## Input material
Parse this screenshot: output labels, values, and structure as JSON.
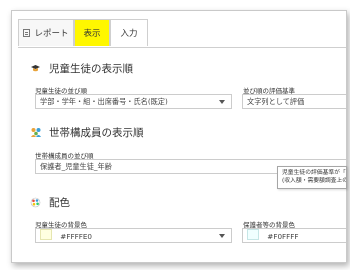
{
  "tabs": [
    {
      "label": "レポート",
      "icon": "report-icon"
    },
    {
      "label": "表示"
    },
    {
      "label": "入力"
    }
  ],
  "colors": {
    "active_tab": "#fff700",
    "student_bg_swatch": "#FFFFE0",
    "guardian_bg_swatch": "#F0FFFF"
  },
  "student_order": {
    "title": "児童生徒の表示順",
    "icon": "student-icon",
    "sort_label": "児童生徒の並び順",
    "sort_value": "学部・学年・組・出席番号・氏名(既定)",
    "criteria_label": "並び順の評価基準",
    "criteria_value": "文字列として評価"
  },
  "household_order": {
    "title": "世帯構成員の表示順",
    "icon": "household-icon",
    "sort_label": "世帯構成員の並び順",
    "sort_value": "保護者_児童生徒_年齢"
  },
  "tooltip": {
    "line1": "児童生徒の評価基準が「数",
    "line2": "(収入額・需要額調査上の"
  },
  "color_section": {
    "title": "配色",
    "icon": "palette-icon",
    "student_bg_label": "児童生徒の背景色",
    "student_bg_value": "#FFFFE0",
    "guardian_bg_label": "保護者等の背景色",
    "guardian_bg_value": "#F0FFFF"
  }
}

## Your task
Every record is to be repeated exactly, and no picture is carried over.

## Response to this task
Parse this screenshot: output labels, values, and structure as JSON.
{
  "tabs": [
    {
      "label": "レポート",
      "icon": "report-icon"
    },
    {
      "label": "表示"
    },
    {
      "label": "入力"
    }
  ],
  "colors": {
    "active_tab": "#fff700",
    "student_bg_swatch": "#FFFFE0",
    "guardian_bg_swatch": "#F0FFFF"
  },
  "student_order": {
    "title": "児童生徒の表示順",
    "icon": "student-icon",
    "sort_label": "児童生徒の並び順",
    "sort_value": "学部・学年・組・出席番号・氏名(既定)",
    "criteria_label": "並び順の評価基準",
    "criteria_value": "文字列として評価"
  },
  "household_order": {
    "title": "世帯構成員の表示順",
    "icon": "household-icon",
    "sort_label": "世帯構成員の並び順",
    "sort_value": "保護者_児童生徒_年齢"
  },
  "tooltip": {
    "line1": "児童生徒の評価基準が「数",
    "line2": "(収入額・需要額調査上の"
  },
  "color_section": {
    "title": "配色",
    "icon": "palette-icon",
    "student_bg_label": "児童生徒の背景色",
    "student_bg_value": "#FFFFE0",
    "guardian_bg_label": "保護者等の背景色",
    "guardian_bg_value": "#F0FFFF"
  }
}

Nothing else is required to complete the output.